(Updating to add detail)
BEIJING, March 14 (Reuters) - China’s coal output fell 1.7 percent in the first two months of the year, even after Beijing urged miners to ramp up output to replenish supplies during the cold winter months, reversing tough measures to cut the country’s reliance on fossil fuels.
Miners produced 506.78 million tonnes of coal in January and February, the National Bureau of Statistics said. That compares with 513.5 million tonnes in the first two months of 2016 and 546.5 million tonnes in 2015.
The Statistics Bureau provided information for January and February together to smooth the impact of the Lunar New Year holiday, and did not give a separate monthly breakdown.
In November, the government lifted a limit on the number of days thermal coal miners can operate each year, in a bid to meet surging demand from utilities during the months-long winter heating season.

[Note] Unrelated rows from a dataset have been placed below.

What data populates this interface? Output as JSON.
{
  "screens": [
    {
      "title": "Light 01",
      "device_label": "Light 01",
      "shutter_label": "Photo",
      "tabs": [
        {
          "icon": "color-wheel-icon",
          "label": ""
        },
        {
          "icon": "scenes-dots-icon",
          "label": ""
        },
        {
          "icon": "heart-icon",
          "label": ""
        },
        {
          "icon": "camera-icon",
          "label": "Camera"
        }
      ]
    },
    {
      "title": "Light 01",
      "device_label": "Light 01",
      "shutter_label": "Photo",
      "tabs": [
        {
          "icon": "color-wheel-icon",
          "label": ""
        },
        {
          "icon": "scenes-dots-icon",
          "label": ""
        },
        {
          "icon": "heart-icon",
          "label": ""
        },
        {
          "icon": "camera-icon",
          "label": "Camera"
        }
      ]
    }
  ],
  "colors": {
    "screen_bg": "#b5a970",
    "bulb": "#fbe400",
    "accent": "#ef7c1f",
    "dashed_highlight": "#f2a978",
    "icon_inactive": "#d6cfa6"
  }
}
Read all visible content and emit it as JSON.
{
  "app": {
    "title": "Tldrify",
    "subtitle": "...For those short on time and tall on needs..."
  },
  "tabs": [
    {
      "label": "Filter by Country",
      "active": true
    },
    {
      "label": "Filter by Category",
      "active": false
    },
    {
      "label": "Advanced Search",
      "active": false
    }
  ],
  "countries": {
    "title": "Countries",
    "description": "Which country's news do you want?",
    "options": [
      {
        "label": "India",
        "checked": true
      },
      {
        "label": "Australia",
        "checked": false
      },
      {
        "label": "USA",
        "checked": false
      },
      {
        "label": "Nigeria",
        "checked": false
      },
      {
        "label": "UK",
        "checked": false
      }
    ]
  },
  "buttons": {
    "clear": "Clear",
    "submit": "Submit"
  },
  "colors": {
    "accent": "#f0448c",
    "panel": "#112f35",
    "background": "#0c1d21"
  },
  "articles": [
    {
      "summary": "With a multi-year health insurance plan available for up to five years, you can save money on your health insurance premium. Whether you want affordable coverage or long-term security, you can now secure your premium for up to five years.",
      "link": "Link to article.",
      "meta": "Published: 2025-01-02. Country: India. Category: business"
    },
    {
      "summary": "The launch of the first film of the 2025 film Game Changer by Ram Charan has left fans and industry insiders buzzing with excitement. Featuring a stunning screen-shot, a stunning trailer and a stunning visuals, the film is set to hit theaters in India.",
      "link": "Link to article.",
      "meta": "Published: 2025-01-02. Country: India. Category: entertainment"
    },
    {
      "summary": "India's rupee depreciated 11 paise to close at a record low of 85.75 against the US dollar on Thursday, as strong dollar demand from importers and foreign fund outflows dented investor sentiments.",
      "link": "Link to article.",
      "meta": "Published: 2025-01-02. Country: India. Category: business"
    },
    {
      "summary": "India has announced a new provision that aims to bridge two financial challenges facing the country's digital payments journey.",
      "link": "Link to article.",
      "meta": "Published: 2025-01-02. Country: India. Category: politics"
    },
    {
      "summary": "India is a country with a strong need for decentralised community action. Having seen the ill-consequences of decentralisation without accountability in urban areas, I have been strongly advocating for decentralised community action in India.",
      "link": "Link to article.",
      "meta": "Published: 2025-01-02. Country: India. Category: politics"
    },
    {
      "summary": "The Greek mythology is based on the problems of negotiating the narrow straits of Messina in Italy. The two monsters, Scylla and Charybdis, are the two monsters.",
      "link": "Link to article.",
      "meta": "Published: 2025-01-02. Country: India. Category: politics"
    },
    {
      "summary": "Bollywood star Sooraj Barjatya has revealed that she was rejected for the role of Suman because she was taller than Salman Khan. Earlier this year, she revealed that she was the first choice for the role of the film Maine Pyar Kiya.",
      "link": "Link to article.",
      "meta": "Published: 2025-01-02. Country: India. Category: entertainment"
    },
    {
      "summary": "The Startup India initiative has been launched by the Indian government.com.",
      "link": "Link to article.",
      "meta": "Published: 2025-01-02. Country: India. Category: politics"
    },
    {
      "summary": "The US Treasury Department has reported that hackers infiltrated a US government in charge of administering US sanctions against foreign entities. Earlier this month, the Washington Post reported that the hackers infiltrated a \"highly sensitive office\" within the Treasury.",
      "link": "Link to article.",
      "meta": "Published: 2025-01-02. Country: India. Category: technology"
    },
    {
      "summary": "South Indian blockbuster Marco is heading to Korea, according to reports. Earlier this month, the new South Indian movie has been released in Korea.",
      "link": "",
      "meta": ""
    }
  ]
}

Major coal miners have since been pushing for Beijing to reinstate the limits on output after the key winter heating season due to weakening demand and growing supply.
The country’s state planner signaled last week that it will not introduce such drastic measures this year, chastened by last year’s wild markets.
Even so, Beijing continues to crack down on the country’s inefficient and ageing excess mining capacity. The world’s top coal consumer has vowed to cut more than 150 million tonnes of excess capacity this year.
Reporting by Lusha Zhang and Josephine Mason; Editing by Richard Pullin